Infrared vibrates at the same frequency that glass molecules like to rattle. Glass and IR resonate violently, creating a chaotic barrier. So while visible light easily penetrates windows, infrared does not. After light comes through, the heat it creates cannot get back out. Glass creates an infrared trap! Like your car in sunlight.

Infrared also does not like to scatter. Its long waves are penetrating. We see this principle, called Rayleigh scattering, in everyday life. Distant mountains appear blue because sunlight’s shorter waves bounce among the air molecules between us and the mountains to create a bluish haze. Green scatters much less, and red light less still.

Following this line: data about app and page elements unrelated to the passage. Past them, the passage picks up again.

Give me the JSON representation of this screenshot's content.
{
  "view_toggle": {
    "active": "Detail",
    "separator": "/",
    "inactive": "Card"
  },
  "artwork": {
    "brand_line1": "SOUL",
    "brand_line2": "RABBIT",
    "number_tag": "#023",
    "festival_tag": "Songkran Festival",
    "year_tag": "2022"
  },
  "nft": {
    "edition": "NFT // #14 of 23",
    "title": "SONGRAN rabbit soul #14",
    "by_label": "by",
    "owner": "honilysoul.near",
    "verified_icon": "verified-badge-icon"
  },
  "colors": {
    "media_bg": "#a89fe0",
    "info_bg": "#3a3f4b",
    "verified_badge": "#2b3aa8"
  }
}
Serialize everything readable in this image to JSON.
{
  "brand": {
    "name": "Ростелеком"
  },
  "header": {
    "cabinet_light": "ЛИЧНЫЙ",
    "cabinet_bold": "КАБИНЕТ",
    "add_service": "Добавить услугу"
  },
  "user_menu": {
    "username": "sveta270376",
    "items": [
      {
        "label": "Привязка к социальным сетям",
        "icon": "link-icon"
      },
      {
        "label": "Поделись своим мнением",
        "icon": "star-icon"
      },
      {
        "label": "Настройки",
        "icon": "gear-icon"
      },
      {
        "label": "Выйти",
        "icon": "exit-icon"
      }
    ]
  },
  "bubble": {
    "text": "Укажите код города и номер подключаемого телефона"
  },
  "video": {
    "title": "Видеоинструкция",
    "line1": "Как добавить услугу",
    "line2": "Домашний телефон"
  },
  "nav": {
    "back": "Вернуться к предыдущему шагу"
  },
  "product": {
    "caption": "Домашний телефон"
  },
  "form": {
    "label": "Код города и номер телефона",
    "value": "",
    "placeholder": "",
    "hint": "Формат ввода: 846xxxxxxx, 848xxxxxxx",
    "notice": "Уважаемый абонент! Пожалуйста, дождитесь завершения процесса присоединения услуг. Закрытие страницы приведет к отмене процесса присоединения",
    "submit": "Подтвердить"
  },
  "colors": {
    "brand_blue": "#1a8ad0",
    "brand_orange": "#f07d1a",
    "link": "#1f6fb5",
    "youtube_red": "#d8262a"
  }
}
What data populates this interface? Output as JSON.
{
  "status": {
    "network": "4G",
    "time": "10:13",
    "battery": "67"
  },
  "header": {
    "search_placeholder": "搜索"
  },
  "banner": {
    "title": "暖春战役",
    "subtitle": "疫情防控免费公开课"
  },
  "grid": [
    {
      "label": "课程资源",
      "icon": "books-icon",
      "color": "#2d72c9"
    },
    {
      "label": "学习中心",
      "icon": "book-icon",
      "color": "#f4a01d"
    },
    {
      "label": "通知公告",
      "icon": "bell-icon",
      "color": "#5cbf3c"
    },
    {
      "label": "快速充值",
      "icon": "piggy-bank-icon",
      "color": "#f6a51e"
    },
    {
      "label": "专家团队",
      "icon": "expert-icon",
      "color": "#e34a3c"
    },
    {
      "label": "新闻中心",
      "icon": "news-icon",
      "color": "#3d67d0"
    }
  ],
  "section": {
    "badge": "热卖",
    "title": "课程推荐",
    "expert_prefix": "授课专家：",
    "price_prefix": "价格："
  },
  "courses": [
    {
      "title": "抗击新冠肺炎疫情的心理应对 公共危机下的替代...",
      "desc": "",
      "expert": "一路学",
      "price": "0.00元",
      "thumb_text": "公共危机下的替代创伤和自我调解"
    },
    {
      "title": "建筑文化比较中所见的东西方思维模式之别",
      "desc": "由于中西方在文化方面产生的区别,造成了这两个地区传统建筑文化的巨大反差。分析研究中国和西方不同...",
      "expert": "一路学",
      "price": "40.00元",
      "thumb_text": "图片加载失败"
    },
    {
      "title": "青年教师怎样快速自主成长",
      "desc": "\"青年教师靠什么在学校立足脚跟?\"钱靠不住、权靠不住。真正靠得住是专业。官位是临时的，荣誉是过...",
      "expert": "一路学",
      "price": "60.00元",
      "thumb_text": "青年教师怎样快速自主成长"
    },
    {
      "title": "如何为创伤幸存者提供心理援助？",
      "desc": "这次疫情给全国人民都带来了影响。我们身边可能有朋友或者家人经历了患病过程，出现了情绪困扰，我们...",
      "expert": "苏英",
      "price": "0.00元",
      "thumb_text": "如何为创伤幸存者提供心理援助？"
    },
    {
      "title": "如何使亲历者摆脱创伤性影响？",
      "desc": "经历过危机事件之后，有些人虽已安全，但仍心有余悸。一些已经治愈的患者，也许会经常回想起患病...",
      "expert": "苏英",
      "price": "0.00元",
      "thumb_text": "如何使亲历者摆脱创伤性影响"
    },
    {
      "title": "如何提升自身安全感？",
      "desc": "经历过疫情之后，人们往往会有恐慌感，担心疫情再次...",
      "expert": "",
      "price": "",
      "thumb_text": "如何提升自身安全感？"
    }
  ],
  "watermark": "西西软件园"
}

If you observe life through rose-colored glasses (or even yellow-tinted ones), which block blue but let red pass through, you see those far-off mountains illuminated mostly in sunlight’s red component. They stand out sharply. It’s dramatic. The haze is gone because you no longer see the scattered-around blue. This is the principle behind those amber “blue-blocking” sunglasses hawked on late-night TV, which you’d certainly buy if you hadn’t foolishly muted the commercial.

If red doesn’t scatter much, infrared scatters even less. Exploiting this, astronomers can detect IR from the center of our galaxy, whereas visible light has been scattered and blocked by all the dusty nebulae so that we cannot see a thing. No telescope can see the Milky Way’s core, 27,200 light-years away, hidden behind Beijing-level pollution. But IR telescopes essentially feel its heat and create structural maps of what’s there.

Namely, lots of stars. All create copious infrared. Including ours, of course. The high solar IR flux reveals that the Sun is hot. And you bought a magazine to learn this.

Although half the Sun’s energy is infrared, a much greater IR percentage generally floods the cosmos. That’s because the expanding universe shoves most galaxies’ visible light into the IR. For astronomers, the widespread redshift has made the IR realm the fashionable place to be. Nowadays, many major observatories — including the under-construction James Webb Space Telescope — obsessively focus on the infrared. It’s also the only part of the spectrum amenable to adaptive optics, although recent advances have begun to extend that image-steadying technique into the deep red.

Spring’s ever-higher Sun now cranks up its infrared, warming our winter-weary skin. It’s nice to know it’s also unlocking the universe’s secrets.

Contact me about my strange universe by visiting